Electron Paramagnetic Resonance (EPR) – also known as Electron Spin Resonance (ESR) and, less commonly, Electron Magnetic Resonance (EMR) – is a powerful spectroscopic method for studying paramagnetic materials, ie. those that contain (or can be induced to contain) unpaired electrons.
Crudely, it can be considered as the electron spin equivalent of NMR spectroscopy. Like NMR, "EPR" covers a wide range of techniques including continuous wave, pulsed, double resonance and multi-dimensional methods.
Because the technique is sensitive and selective for the electron spin and its environment, EPR can be used to probe, for example:
- Open-shell transition metal ions
- free radicals (intrinsic, induced or labelled)
- defects in materials
- radical identity
- spin-labelled materials
- optically excited triplets
- transient radicals (eg. by spin trapping)
- geometric and electronic structure
- radical environment/surroundings
- reaction mechanisms/kinetics
- radical quantitation
- electron transfer kinetics
- electron spin dynamics
The Service has an extensive suite of spectrum manipulation, simulation and interpretation tools.

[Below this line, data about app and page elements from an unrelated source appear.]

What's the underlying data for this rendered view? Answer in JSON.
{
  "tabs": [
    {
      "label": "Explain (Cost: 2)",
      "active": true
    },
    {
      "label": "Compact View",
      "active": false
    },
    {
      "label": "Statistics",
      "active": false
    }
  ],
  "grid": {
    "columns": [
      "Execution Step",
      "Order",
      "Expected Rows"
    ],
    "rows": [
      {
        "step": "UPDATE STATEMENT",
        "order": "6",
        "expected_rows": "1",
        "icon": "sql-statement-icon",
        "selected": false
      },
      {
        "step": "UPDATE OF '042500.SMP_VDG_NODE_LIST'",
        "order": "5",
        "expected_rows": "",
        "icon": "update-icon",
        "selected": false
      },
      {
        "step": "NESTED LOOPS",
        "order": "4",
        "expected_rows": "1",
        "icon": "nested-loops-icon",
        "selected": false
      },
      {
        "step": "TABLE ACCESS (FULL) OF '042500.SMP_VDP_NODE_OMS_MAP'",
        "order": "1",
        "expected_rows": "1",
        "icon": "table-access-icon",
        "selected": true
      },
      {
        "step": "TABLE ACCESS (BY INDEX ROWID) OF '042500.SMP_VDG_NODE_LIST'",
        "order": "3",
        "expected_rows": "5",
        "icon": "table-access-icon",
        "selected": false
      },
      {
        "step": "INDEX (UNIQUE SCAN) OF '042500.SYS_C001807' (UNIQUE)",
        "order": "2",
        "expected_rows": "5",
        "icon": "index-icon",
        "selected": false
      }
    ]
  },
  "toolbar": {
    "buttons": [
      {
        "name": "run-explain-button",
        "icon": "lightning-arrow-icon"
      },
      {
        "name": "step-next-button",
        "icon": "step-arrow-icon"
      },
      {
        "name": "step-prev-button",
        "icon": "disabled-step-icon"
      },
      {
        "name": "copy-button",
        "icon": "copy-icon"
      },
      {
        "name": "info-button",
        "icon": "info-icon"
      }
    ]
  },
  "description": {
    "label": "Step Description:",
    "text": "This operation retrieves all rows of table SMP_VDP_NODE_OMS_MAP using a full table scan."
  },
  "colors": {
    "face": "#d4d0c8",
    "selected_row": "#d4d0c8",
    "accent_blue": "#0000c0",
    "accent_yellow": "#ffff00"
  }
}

Browse a selection of tutorials that provide an introduction to EPR.